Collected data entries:
☆ ☆ ☆ ☆

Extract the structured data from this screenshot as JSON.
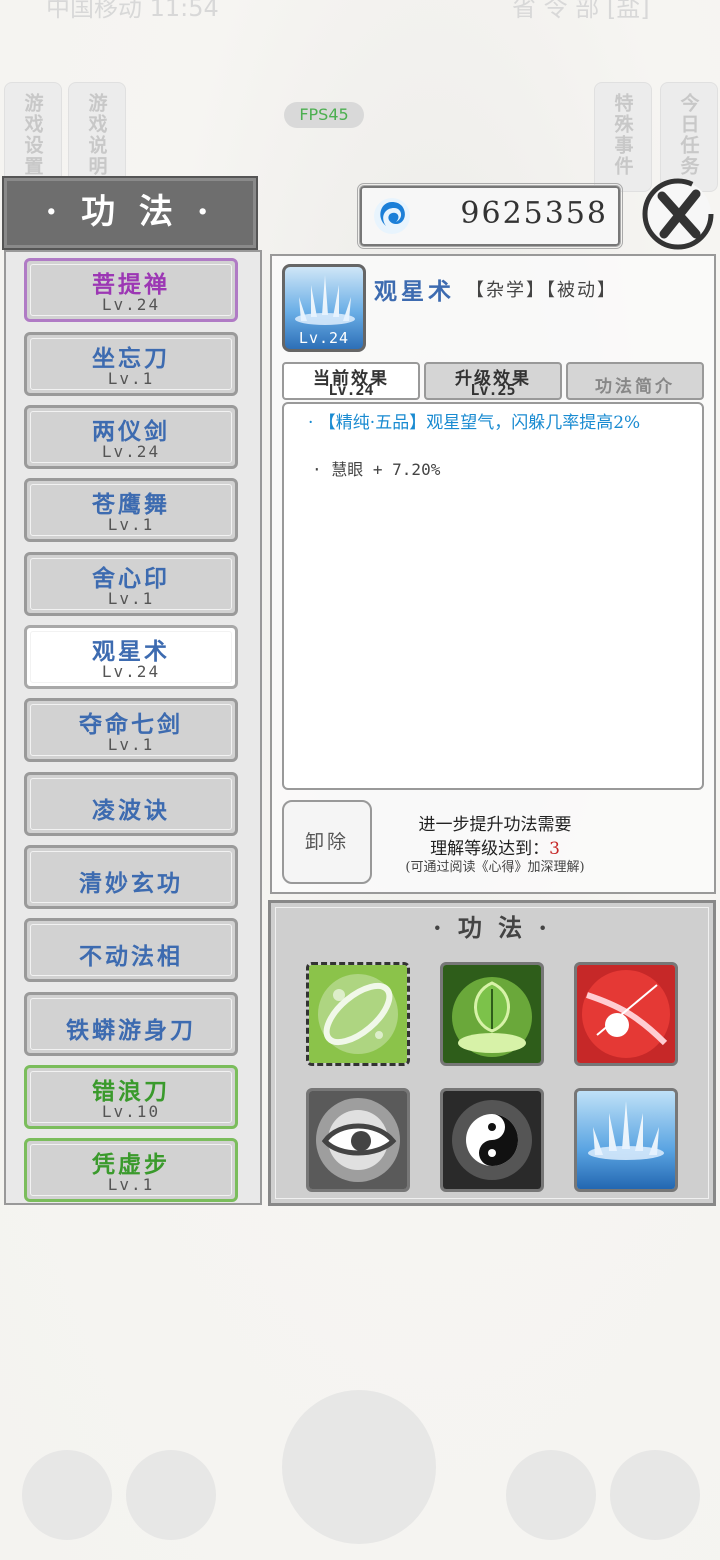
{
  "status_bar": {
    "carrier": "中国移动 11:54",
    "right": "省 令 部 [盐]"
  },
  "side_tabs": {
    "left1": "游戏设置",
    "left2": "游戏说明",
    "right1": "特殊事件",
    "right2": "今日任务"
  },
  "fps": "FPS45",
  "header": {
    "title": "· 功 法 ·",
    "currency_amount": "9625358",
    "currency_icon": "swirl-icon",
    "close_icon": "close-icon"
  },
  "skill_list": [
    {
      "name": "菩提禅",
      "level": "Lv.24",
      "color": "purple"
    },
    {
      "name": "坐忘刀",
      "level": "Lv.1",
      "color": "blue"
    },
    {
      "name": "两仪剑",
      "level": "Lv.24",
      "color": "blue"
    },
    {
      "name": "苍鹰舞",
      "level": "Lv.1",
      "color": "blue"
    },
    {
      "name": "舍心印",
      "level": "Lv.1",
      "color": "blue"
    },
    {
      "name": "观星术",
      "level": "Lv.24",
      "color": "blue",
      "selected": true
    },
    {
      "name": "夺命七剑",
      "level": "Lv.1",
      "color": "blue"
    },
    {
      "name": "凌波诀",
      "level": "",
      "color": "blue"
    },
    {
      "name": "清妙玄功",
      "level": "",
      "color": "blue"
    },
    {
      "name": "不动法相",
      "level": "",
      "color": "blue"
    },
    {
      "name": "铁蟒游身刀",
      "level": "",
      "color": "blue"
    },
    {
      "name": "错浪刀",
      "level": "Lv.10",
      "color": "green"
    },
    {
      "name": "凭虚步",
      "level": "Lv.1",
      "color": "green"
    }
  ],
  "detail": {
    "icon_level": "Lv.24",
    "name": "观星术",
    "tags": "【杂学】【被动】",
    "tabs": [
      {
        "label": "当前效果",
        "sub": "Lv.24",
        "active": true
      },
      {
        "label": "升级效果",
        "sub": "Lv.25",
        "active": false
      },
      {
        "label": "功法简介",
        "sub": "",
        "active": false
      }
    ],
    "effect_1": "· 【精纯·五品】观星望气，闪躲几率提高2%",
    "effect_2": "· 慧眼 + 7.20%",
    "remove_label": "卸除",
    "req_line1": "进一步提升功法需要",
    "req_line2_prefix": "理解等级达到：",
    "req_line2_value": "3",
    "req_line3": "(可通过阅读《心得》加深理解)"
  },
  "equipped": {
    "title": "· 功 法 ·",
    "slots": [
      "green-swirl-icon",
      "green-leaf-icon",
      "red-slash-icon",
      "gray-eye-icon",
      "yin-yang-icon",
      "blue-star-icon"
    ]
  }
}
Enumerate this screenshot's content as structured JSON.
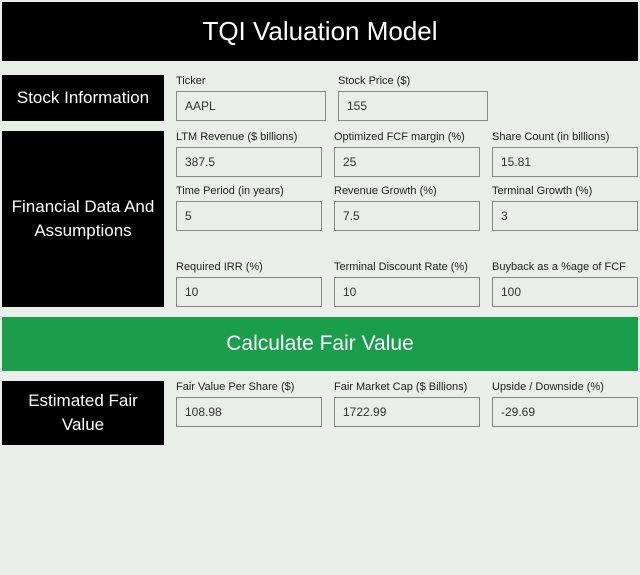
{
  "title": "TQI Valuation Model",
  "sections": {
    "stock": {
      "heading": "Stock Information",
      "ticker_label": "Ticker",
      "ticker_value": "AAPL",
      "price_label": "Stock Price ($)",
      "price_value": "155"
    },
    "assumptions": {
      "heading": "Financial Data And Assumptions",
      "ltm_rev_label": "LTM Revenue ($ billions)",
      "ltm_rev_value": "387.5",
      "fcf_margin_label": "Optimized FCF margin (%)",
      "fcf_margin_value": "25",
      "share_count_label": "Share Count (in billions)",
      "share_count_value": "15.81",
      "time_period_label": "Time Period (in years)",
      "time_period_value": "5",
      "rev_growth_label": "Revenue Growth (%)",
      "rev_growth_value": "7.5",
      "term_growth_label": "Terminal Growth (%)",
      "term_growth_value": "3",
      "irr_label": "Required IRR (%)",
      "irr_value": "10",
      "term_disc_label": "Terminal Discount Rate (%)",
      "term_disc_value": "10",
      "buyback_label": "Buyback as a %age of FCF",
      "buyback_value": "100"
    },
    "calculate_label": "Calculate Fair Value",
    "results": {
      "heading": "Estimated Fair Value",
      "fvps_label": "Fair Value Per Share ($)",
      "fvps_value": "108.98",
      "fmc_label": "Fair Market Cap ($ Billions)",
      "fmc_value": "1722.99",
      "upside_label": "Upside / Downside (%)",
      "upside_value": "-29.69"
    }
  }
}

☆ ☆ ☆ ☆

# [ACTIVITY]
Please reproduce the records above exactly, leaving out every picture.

# [TASK OUTPUT]
Extract the structured data from this screenshot as JSON.
{
  "status_bar": {
    "carrier": "中国移动 11:54",
    "right": "省 令 部 [盐]"
  },
  "side_tabs": {
    "left1": "游戏设置",
    "left2": "游戏说明",
    "right1": "特殊事件",
    "right2": "今日任务"
  },
  "fps": "FPS45",
  "header": {
    "title": "· 功 法 ·",
    "currency_amount": "9625358",
    "currency_icon": "swirl-icon",
    "close_icon": "close-icon"
  },
  "skill_list": [
    {
      "name": "菩提禅",
      "level": "Lv.24",
      "color": "purple"
    },
    {
      "name": "坐忘刀",
      "level": "Lv.1",
      "color": "blue"
    },
    {
      "name": "两仪剑",
      "level": "Lv.24",
      "color": "blue"
    },
    {
      "name": "苍鹰舞",
      "level": "Lv.1",
      "color": "blue"
    },
    {
      "name": "舍心印",
      "level": "Lv.1",
      "color": "blue"
    },
    {
      "name": "观星术",
      "level": "Lv.24",
      "color": "blue",
      "selected": true
    },
    {
      "name": "夺命七剑",
      "level": "Lv.1",
      "color": "blue"
    },
    {
      "name": "凌波诀",
      "level": "",
      "color": "blue"
    },
    {
      "name": "清妙玄功",
      "level": "",
      "color": "blue"
    },
    {
      "name": "不动法相",
      "level": "",
      "color": "blue"
    },
    {
      "name": "铁蟒游身刀",
      "level": "",
      "color": "blue"
    },
    {
      "name": "错浪刀",
      "level": "Lv.10",
      "color": "green"
    },
    {
      "name": "凭虚步",
      "level": "Lv.1",
      "color": "green"
    }
  ],
  "detail": {
    "icon_level": "Lv.24",
    "name": "观星术",
    "tags": "【杂学】【被动】",
    "tabs": [
      {
        "label": "当前效果",
        "sub": "Lv.24",
        "active": true
      },
      {
        "label": "升级效果",
        "sub": "Lv.25",
        "active": false
      },
      {
        "label": "功法简介",
        "sub": "",
        "active": false
      }
    ],
    "effect_1": "· 【精纯·五品】观星望气，闪躲几率提高2%",
    "effect_2": "· 慧眼 + 7.20%",
    "remove_label": "卸除",
    "req_line1": "进一步提升功法需要",
    "req_line2_prefix": "理解等级达到：",
    "req_line2_value": "3",
    "req_line3": "(可通过阅读《心得》加深理解)"
  },
  "equipped": {
    "title": "· 功 法 ·",
    "slots": [
      "green-swirl-icon",
      "green-leaf-icon",
      "red-slash-icon",
      "gray-eye-icon",
      "yin-yang-icon",
      "blue-star-icon"
    ]
  }
}
Enumerate this screenshot's content as structured JSON.
{
  "title": "TQI Valuation Model",
  "sections": {
    "stock": {
      "heading": "Stock Information",
      "ticker_label": "Ticker",
      "ticker_value": "AAPL",
      "price_label": "Stock Price ($)",
      "price_value": "155"
    },
    "assumptions": {
      "heading": "Financial Data And Assumptions",
      "ltm_rev_label": "LTM Revenue ($ billions)",
      "ltm_rev_value": "387.5",
      "fcf_margin_label": "Optimized FCF margin (%)",
      "fcf_margin_value": "25",
      "share_count_label": "Share Count (in billions)",
      "share_count_value": "15.81",
      "time_period_label": "Time Period (in years)",
      "time_period_value": "5",
      "rev_growth_label": "Revenue Growth (%)",
      "rev_growth_value": "7.5",
      "term_growth_label": "Terminal Growth (%)",
      "term_growth_value": "3",
      "irr_label": "Required IRR (%)",
      "irr_value": "10",
      "term_disc_label": "Terminal Discount Rate (%)",
      "term_disc_value": "10",
      "buyback_label": "Buyback as a %age of FCF",
      "buyback_value": "100"
    },
    "calculate_label": "Calculate Fair Value",
    "results": {
      "heading": "Estimated Fair Value",
      "fvps_label": "Fair Value Per Share ($)",
      "fvps_value": "108.98",
      "fmc_label": "Fair Market Cap ($ Billions)",
      "fmc_value": "1722.99",
      "upside_label": "Upside / Downside (%)",
      "upside_value": "-29.69"
    }
  }
}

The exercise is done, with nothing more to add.